As many as 9,000 non-metallic mines operate in Illinois, Iowa, Minnesota, and Wisconsin – approximately one mine for every 3,000 residents. Until recently, those mines have operated without opposition. But industrial sand mining recently has become a more contentious issue as environmental groups have taken note of the growing number of mines meeting the growing demand for the industrial silica sand used in oil and natural gas development, referred to as “frac sand.”
In this Policy Study, the third in a series addressing frac sand mining topics, Heartland Institute Research Fellow Isaac Orr and Mark Krumenacher, a senior principal and senior vice president of GZA GeoEnvironmental, Inc., specifically address the potential impacts of frac sand mining on public roadways. They write:
Because local units of government generally have the primary regulatory responsibility for industrial sand mining in the Midwest, this Policy Study is written especially for them and the constituents they serve. It addresses the potential impacts of industrial sand operations on the public roadways and provides an overview of successful methods used to minimize those potential drawbacks while maximizing the benefits of industrial sand mining to the community.

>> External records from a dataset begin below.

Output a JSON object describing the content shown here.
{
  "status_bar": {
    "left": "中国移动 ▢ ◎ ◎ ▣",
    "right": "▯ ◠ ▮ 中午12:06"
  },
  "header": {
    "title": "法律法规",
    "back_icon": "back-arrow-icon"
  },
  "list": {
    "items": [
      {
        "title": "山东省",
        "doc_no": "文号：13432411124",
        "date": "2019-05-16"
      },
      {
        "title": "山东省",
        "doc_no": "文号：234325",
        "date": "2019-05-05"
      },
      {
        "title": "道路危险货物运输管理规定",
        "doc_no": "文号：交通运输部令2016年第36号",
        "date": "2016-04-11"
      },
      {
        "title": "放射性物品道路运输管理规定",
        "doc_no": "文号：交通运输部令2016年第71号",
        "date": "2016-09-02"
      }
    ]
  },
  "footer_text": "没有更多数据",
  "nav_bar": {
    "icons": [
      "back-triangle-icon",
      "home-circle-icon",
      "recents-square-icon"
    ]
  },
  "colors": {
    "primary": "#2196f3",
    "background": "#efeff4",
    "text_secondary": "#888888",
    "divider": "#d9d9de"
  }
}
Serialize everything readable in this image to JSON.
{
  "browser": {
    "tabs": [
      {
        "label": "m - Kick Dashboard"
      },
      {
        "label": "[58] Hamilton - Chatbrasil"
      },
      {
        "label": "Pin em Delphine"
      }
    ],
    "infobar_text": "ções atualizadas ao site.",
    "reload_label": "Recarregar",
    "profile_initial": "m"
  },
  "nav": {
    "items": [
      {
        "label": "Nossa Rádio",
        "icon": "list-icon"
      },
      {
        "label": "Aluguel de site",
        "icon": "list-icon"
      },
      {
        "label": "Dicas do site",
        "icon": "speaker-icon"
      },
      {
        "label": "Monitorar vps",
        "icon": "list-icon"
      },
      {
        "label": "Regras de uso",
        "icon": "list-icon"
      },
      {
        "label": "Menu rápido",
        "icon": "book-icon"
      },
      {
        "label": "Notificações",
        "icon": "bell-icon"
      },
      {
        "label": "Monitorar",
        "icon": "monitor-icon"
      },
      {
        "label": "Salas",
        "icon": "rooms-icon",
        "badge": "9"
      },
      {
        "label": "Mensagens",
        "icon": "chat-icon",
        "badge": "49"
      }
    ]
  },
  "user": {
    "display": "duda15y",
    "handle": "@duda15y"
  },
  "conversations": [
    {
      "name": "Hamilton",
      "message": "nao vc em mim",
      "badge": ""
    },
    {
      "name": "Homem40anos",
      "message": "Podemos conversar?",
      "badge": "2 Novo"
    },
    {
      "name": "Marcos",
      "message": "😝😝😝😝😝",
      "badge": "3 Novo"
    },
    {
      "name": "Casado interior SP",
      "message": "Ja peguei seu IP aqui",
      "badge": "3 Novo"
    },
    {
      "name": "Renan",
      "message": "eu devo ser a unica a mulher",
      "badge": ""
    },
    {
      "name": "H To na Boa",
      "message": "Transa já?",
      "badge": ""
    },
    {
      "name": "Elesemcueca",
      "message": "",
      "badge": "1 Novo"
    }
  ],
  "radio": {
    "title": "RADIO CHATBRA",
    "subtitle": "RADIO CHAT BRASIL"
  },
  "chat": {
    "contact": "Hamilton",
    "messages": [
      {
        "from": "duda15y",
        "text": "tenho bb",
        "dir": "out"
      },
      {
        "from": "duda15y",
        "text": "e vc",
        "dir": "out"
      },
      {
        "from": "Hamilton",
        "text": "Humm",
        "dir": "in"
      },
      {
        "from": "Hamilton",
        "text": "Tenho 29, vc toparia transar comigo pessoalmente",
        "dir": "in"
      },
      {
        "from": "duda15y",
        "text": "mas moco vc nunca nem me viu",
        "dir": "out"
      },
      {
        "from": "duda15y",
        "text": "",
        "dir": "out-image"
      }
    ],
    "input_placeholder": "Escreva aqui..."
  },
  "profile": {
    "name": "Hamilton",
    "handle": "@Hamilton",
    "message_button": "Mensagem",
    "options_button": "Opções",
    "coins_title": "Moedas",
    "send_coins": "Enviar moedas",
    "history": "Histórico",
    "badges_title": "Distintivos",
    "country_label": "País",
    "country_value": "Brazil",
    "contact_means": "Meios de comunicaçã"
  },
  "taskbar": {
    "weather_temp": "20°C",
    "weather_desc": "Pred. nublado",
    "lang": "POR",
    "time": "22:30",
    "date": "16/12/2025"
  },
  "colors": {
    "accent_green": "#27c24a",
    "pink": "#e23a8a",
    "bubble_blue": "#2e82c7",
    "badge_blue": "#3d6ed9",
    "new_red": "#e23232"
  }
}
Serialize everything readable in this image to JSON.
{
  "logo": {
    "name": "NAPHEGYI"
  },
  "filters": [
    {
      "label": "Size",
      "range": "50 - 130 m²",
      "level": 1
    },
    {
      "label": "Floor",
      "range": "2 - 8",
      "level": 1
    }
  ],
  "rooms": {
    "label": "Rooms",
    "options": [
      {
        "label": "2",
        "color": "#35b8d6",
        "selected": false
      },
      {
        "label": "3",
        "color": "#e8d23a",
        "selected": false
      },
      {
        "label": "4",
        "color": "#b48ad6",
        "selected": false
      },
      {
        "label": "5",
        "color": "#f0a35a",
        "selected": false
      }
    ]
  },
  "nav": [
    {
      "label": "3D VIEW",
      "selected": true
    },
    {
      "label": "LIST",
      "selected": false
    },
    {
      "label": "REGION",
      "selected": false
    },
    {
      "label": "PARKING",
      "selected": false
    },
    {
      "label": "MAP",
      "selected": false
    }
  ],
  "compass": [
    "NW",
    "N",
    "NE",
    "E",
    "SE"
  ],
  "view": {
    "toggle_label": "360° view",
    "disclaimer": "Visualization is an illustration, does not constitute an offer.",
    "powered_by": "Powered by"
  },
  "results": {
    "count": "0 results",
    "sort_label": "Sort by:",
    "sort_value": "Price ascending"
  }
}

Orr and Krumenacher discuss the main factors that influence the lifespan of a road; examine a case study of road upkeep and maintenance agreements from Chippewa County, Wisconsin; and consider the historical impacts of transporting industrial sand in four Midwest states. They conclude,
local officials … have the statutory authority and adequate tools to protect public infrastructure used by industrial sand operations and other industries. Industrial sand operators have spent millions of dollars upgrading and maintaining local and county roadways to meet their needs for transporting industrial sand and providing safe and efficient transportation for members of the community.